Blog: Five steps to tackling homelessness in Scotland
Crisis Scotland policy manager, Beth Reid, on the charity’s Manifesto to End Homelessness which it launched yesterday.
With the Scottish parliamentary election just six weeks away, the political campaigns are hotting up.
There has been much talk in recent years of a fairer Scotland, a Scotland where we support the most vulnerable.
Homeless people are some of the most vulnerable and socially excluded in our society. Yet the topic of homelessness has not always been present in these debates.
A few years ago there was a strong political consensus which led to groundbreaking legislation, abolishing priority categories of need and giving all unintentionally homeless people a right to settled accommodation.
But now, once again we are seeing more and more people sleeping on the streets of our cities.
Ongoing changes to the benefits system and cuts to council budgets mean that the support available for people who are homeless or at risk of homelessness will come under increasing pressure over the next few years.
Tackling homelessness must be at the heart of how we create a better Scotland.
Crisis believes that ending homelessness can be a reality within a generation, if the political will is there to do it. Today we launch Crisis’ manifesto to end homelessness. These are some of the steps we believe are necessary on that journey.
Homelessness is not just a housing issue: often homelessness is both the consequence and cause of many other issues in an individual’s life. By working together across government, including health and social care, safer communities, and employability and skills, we can use resources more efficiently and tackle homelessness before it becomes a crisis.

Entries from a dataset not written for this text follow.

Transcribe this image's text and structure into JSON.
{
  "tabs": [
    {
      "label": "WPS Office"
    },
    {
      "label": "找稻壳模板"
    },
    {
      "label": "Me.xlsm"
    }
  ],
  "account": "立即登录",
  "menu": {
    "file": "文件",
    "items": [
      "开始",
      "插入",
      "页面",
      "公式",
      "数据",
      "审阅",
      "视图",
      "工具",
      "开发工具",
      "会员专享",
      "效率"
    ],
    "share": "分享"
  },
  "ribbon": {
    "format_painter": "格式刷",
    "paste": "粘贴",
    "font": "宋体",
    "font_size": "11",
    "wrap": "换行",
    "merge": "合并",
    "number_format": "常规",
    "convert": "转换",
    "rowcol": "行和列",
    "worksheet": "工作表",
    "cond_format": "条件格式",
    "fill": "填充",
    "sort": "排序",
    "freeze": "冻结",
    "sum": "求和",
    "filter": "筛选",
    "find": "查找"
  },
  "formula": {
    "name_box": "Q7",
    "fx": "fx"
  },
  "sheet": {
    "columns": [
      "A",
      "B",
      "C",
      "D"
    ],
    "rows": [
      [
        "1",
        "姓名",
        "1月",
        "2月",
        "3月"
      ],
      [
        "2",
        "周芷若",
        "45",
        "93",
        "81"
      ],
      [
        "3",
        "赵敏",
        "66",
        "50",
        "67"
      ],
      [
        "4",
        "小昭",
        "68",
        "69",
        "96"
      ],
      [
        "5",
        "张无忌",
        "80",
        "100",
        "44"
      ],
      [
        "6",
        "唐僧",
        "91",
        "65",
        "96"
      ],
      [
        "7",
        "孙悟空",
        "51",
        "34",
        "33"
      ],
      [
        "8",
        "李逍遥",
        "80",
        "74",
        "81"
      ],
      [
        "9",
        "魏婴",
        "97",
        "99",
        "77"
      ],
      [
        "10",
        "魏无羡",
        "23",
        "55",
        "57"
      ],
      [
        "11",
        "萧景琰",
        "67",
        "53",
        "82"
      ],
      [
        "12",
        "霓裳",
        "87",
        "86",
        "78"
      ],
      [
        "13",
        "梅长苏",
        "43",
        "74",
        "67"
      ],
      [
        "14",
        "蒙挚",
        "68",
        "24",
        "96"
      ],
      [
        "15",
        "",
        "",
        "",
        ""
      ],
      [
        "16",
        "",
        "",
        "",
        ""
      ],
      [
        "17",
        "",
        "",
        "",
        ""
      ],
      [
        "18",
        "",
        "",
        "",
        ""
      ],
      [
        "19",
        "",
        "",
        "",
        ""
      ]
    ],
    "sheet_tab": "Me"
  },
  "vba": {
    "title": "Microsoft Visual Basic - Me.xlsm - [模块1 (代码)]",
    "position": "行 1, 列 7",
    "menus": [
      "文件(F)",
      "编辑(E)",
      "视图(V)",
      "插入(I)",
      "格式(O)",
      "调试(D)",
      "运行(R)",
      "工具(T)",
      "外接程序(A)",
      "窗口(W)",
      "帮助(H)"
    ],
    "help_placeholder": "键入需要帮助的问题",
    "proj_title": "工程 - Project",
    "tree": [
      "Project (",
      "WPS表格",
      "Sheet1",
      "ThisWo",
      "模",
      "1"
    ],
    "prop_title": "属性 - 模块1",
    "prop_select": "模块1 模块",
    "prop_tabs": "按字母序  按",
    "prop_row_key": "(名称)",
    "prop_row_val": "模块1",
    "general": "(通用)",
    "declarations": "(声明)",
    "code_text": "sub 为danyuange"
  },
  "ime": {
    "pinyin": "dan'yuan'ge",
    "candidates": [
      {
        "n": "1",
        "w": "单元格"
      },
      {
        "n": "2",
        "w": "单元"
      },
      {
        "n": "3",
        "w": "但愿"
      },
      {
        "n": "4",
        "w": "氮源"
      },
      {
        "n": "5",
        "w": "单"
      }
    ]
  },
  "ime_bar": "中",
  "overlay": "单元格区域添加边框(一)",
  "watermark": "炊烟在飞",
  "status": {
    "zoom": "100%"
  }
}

Preventing homelessness makes sense from both a humanitarian and financial perspective. But research shows that most prevention work in Scotland focuses on information and signposting to other services, rather than actively resolving the situation. Clearly there is more to do to prevent homelessness.
Many people who are homeless in Scotland have complex needs, requiring support with mental health, substance dependency, living independently or managing their physical health. We know providing the right combination of housing and support through models like Housing First can make a real difference. We need to commit to making this more widely available. Alongside this, integrating services locally, planning and commissioning strategically will prevent people who need support from different services from falling through the gaps.
Homeless people are spending longer and longer in temporary accommodation. We need to be proactive to reduce the use of temporary accommodation. No one should have to stay in unsuitable temporary accommodation such as bed and breakfasts, except as an emergency stopgap. We’ve achieved this for families – now it’s time to extend this right to all homeless people.
The new powers gained through the Scotland Bill need to be used to protect people from homelessness. Relatively small adjustments to support for housing costs, such as allowing private tenants to have their rent paid direct to their landlord, could help create a stronger safety net for people on low incomes.
Of course, underpinning all of this is making sure there is enough housing for everyone. That is why we support the call of Shelter Scotland, CIH and others for a commitment to more affordable housing.
We are delighted that our manifesto has already been endorsed by Cabinet Secretary for social justice Alex Neil, as well as garnering support from the Scottish Labour and Conservatives.
We urge all parties to commit to tackling homelessness and support these five areas in their manifestos, so that Scotland maintains its world-leading position in tackling the injustice of homelessness and we achieve our ambition of ending homelessness in a generation.